IF SONS, THEN HEIRS by Lorene Cary - The book opens with a family tree charting the many members of the Needham family, who are descended from slaves. The novel is set in the present day, with some flashbacks to other eras, and concentrates on a few members from one branch of the tree. But all the other relatives are important because the story's main conflict concerns a piece of heir property, land owned jointly by all descendants of the original owners. The characters and storytelling in this book are fantastic. There's a wonderful balance between big issues -- the property, a character finding the mother who abandoned him, concerns about an aging relative -- and minor everyday problems like how to keep a small boy entertained.

GREEN MARS by Kim Stanley Robinson - I got through another chunk of this book early in the month, but I haven't picked it up in a while. Maybe I'll focus and finish it in June.

I also read a manuscript for a friend who is getting ready to self-publish. I'm looking forward to announcing her release sometime this summer.

I didn't get to the final book on my May reading list, THE CITY AND THE CITY by China Miéville, so it rolls over to June.

Good Stuff Out There:

→ The Intern explains how a plot is different than a series of events after musing on "how funny it is (and how perplexing) that you can write an entire novel (or even several drafts of a novel) and only realize at the very end that -- oops! -- you forgot to give your story a plot."

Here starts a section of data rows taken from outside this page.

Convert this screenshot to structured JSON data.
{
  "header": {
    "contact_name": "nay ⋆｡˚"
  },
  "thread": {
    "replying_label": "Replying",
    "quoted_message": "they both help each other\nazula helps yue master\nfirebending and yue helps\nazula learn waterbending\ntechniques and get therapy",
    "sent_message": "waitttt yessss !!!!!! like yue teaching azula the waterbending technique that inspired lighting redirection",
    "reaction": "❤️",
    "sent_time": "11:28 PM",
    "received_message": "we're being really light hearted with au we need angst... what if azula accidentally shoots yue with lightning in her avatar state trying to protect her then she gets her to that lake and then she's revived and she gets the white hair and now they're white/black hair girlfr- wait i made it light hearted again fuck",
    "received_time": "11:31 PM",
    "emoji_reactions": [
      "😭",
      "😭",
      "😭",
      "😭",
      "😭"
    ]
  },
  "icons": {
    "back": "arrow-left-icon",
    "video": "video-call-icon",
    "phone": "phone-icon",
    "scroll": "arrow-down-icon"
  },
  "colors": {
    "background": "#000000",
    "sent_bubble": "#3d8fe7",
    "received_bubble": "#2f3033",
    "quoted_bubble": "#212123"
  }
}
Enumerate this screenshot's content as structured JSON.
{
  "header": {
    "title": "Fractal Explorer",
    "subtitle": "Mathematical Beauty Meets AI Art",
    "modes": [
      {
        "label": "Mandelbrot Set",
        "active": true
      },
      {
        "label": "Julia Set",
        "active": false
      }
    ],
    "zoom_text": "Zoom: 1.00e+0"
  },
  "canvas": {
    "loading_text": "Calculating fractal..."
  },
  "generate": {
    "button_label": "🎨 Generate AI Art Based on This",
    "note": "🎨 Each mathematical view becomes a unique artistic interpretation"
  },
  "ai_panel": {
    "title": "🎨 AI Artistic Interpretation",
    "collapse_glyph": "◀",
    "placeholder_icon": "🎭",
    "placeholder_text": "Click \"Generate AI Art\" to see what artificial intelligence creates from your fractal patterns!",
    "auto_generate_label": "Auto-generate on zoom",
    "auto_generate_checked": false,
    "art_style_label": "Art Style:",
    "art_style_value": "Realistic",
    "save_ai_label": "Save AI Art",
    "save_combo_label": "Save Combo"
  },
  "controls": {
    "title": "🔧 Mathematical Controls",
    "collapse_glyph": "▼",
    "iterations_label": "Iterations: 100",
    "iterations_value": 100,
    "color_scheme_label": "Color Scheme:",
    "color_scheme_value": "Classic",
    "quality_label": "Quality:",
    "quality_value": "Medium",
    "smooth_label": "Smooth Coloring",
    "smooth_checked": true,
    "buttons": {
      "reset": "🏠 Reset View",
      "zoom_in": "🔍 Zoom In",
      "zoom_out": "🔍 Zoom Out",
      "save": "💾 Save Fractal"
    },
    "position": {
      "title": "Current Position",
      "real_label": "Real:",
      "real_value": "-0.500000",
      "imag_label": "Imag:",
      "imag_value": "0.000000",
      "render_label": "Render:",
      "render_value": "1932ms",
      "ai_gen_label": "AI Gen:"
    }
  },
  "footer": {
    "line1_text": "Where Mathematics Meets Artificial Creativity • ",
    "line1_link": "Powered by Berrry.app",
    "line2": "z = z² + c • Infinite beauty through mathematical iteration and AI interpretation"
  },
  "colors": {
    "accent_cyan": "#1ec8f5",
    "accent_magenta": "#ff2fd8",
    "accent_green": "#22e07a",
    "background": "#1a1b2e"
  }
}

→ Nicholas Tam presents a detailed essay on fictional maps: "So when we open up a novel to find a map, we can think of the map as an act of narration. But what kind of narration? Is it reliable narration or a deliberate misdirection? Is it omniscient knowledge, a complete (or strategically obscured) presentation of the world as the author knows it? Or is the map available to the characters in the text?" (Thanks, Pimp My Novel!)